===== TASK INPUTS =====

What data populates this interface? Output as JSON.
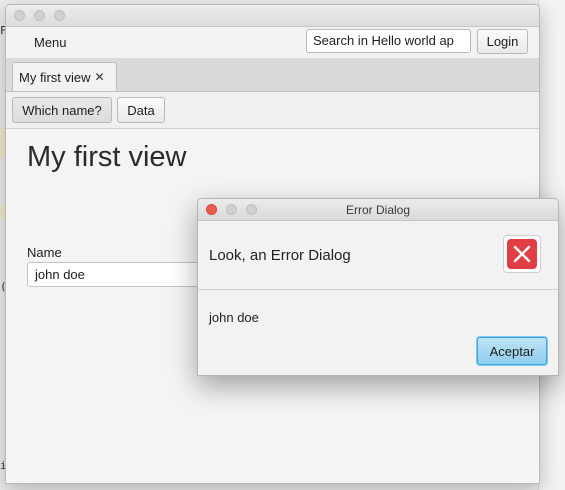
{
  "app": {
    "menu_label": "Menu",
    "search_value": "Search in Hello world ap",
    "login_label": "Login"
  },
  "tabs": [
    {
      "label": "My first view"
    }
  ],
  "toolbar": {
    "which_name_label": "Which name?",
    "data_label": "Data"
  },
  "view": {
    "title": "My first view",
    "name_label": "Name",
    "name_value": "john doe"
  },
  "dialog": {
    "title": "Error Dialog",
    "header": "Look, an Error Dialog",
    "content": "john doe",
    "accept_label": "Aceptar",
    "error_icon": "error-x-icon"
  },
  "background": {
    "char_top": "F",
    "char_mid": "(",
    "char_bottom": "i"
  },
  "colors": {
    "error_red": "#e03d44",
    "accept_blue": "#8fcdee"
  }
}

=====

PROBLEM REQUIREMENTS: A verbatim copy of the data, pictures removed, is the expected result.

RESPONSE:
What data populates this interface? Output as JSON.
{
  "app": {
    "menu_label": "Menu",
    "search_value": "Search in Hello world ap",
    "login_label": "Login"
  },
  "tabs": [
    {
      "label": "My first view"
    }
  ],
  "toolbar": {
    "which_name_label": "Which name?",
    "data_label": "Data"
  },
  "view": {
    "title": "My first view",
    "name_label": "Name",
    "name_value": "john doe"
  },
  "dialog": {
    "title": "Error Dialog",
    "header": "Look, an Error Dialog",
    "content": "john doe",
    "accept_label": "Aceptar",
    "error_icon": "error-x-icon"
  },
  "background": {
    "char_top": "F",
    "char_mid": "(",
    "char_bottom": "i"
  },
  "colors": {
    "error_red": "#e03d44",
    "accept_blue": "#8fcdee"
  }
}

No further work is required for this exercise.